■ **EXERCISE REQUIREMENTS**:
Report, as a number alone, how many lines below contain the string "manufacturer".

※ ※ ※

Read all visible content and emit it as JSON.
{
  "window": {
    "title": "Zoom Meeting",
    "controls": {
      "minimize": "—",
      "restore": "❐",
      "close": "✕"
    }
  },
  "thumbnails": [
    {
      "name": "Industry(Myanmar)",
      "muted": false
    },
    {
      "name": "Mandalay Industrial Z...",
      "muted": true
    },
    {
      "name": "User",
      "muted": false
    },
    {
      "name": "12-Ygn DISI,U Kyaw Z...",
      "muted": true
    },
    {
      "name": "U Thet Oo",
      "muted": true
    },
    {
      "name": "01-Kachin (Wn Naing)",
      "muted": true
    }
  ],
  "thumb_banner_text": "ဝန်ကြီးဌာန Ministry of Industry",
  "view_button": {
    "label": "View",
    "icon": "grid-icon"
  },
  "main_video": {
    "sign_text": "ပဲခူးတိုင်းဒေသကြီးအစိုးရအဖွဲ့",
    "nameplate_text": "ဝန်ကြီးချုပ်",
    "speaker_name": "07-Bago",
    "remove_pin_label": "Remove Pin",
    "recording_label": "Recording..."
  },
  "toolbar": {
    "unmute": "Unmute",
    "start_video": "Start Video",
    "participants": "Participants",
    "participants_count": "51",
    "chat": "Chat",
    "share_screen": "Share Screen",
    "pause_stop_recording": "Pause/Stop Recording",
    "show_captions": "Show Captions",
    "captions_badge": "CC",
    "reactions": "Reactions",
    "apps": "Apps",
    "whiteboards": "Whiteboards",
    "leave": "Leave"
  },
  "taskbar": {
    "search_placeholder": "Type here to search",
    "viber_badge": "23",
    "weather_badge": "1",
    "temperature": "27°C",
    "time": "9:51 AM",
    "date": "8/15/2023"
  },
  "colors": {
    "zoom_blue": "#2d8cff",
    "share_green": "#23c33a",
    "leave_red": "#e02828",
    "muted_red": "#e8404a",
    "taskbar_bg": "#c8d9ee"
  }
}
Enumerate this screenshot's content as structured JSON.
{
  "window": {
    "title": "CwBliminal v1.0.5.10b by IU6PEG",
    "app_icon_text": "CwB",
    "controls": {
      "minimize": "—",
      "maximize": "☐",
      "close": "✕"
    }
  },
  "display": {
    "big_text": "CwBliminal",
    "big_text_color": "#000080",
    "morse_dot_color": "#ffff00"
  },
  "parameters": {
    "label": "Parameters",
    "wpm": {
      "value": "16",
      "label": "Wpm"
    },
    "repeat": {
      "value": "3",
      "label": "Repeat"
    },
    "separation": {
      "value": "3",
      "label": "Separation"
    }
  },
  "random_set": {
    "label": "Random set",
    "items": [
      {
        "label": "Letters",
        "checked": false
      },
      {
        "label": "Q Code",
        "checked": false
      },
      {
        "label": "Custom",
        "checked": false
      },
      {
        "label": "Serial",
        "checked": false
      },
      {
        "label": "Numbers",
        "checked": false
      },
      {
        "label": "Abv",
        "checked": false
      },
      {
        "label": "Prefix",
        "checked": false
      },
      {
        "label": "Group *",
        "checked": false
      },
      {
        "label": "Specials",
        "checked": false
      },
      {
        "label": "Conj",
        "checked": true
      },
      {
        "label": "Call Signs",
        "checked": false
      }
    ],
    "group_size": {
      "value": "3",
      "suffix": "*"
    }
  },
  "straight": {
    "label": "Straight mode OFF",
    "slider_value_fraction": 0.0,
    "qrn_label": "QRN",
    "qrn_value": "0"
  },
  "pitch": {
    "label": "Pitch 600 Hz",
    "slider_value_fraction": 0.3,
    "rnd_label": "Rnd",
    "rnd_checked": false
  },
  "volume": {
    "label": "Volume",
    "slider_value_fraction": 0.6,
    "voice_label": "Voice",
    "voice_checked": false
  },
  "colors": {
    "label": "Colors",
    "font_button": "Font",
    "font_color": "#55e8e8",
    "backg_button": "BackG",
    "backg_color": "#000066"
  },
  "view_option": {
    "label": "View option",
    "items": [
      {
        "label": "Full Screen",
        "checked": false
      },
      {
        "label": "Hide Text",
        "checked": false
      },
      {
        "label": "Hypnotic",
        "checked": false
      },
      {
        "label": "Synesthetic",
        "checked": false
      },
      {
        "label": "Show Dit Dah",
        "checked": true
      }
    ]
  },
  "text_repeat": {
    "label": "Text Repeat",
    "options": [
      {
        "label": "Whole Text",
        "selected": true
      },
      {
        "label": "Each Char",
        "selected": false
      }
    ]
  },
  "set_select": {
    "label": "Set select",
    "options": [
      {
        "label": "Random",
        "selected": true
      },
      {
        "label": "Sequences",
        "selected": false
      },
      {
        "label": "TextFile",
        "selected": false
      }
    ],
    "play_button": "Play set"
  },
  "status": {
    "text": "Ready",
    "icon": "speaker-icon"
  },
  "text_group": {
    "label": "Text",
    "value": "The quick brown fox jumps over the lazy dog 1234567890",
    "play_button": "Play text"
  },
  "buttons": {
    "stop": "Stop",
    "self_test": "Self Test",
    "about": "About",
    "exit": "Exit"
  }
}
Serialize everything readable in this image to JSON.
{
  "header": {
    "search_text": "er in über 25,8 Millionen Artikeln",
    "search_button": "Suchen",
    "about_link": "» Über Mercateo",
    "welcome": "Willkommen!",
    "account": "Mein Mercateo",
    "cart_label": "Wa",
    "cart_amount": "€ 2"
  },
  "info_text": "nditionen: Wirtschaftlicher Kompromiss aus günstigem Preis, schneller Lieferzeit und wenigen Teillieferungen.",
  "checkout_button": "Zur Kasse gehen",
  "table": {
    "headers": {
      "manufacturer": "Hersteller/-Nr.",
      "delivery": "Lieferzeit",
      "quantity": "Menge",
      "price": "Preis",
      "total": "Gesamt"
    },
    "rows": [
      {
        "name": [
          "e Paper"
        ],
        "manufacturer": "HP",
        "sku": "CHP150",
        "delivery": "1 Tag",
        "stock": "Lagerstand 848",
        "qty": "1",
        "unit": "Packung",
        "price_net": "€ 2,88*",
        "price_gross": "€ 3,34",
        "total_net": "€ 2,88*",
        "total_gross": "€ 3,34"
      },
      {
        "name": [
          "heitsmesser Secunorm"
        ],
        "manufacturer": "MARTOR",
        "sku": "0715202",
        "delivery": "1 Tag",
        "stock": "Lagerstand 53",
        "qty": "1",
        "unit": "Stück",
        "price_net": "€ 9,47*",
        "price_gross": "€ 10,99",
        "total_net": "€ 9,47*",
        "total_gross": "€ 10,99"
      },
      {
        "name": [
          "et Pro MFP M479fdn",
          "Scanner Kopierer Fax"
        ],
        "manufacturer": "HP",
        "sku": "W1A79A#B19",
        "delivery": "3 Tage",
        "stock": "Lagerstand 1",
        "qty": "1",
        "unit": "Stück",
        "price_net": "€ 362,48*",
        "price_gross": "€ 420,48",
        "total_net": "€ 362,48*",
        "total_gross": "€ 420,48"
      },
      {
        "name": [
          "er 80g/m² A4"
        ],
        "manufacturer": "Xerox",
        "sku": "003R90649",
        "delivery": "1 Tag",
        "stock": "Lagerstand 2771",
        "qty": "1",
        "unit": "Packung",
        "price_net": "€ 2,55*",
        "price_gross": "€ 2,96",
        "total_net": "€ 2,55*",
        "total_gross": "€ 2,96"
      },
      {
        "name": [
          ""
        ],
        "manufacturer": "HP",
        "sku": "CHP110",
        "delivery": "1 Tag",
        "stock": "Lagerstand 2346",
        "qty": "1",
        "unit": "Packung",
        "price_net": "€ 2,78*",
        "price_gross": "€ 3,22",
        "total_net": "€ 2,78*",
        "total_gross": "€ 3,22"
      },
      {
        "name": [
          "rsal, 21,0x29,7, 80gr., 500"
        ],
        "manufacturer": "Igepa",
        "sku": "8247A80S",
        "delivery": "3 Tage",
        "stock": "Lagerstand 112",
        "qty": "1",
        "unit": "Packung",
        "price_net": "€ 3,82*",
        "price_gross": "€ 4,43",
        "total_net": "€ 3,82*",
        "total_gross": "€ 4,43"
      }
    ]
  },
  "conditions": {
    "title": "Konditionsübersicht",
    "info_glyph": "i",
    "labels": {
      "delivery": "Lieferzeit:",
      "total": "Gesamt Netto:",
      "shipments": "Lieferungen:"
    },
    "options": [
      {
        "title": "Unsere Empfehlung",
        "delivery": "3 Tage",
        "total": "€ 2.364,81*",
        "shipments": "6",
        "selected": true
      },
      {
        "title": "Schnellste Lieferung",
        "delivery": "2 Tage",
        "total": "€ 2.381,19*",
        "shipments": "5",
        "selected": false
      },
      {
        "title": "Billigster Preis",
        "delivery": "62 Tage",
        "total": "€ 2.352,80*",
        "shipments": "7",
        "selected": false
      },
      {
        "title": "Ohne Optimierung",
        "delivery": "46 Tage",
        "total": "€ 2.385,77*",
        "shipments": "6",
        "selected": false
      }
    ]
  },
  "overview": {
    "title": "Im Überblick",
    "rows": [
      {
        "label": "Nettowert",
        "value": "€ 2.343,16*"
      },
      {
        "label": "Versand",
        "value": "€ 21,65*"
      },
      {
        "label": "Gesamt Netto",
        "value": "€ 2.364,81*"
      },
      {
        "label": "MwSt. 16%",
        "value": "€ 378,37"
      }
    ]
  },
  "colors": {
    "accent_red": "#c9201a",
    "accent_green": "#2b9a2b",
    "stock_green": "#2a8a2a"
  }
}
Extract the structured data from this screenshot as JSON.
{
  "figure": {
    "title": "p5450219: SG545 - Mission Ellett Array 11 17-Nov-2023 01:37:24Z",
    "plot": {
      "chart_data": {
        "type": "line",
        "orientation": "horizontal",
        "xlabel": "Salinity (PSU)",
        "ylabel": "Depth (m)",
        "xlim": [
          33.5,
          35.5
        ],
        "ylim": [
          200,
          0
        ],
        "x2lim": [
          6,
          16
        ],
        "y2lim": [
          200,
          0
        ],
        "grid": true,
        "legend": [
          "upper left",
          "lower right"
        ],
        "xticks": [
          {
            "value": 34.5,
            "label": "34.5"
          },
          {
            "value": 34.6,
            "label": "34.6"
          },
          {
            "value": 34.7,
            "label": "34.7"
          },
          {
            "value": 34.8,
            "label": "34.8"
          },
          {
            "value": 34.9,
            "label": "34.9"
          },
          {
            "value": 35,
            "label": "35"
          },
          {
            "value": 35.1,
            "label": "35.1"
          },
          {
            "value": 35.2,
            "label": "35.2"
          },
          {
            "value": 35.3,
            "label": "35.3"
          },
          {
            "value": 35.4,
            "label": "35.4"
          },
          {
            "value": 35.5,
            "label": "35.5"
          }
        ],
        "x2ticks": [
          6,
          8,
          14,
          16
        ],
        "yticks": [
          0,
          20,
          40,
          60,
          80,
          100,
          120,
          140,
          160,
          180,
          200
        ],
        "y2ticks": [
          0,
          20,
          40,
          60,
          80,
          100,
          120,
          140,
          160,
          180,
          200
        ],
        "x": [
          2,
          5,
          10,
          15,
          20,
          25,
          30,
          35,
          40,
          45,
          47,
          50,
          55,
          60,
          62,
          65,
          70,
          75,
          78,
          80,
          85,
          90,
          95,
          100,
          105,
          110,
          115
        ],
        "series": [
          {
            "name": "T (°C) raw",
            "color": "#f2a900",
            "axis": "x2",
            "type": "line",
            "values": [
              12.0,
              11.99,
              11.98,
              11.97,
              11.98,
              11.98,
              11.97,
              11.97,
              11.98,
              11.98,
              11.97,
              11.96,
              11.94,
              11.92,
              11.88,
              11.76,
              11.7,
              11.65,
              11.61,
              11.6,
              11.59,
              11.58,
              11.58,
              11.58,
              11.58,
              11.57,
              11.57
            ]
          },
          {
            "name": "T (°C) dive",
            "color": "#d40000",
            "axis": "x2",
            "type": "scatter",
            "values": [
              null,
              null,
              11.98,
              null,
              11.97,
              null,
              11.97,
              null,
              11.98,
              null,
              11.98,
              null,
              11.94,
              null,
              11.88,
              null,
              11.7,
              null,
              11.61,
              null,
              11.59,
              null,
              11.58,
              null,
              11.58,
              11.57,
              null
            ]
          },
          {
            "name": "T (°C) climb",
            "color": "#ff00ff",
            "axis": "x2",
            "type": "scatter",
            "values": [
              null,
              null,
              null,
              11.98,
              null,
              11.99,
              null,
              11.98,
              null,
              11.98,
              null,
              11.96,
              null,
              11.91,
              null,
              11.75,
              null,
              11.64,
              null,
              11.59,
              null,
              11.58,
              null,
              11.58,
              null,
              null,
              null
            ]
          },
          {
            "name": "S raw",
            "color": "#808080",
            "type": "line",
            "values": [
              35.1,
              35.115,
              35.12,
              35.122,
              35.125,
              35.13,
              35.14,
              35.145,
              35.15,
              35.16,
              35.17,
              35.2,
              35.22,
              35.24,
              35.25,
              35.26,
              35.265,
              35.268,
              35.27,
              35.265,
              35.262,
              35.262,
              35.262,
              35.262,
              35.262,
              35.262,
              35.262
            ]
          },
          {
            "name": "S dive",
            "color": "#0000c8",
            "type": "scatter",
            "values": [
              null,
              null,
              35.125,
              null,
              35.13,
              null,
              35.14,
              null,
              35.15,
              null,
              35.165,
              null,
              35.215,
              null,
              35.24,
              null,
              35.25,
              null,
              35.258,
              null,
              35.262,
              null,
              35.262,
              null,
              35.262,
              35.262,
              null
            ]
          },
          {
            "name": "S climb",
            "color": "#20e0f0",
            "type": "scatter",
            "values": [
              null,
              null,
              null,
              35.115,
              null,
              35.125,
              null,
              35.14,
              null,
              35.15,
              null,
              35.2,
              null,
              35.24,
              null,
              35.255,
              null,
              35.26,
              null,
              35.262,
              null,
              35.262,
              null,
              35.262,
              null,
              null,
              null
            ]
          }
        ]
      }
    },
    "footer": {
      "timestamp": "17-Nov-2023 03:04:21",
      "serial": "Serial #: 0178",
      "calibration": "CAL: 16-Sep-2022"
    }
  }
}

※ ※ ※

■ **EXPECTED ANSWER**:
7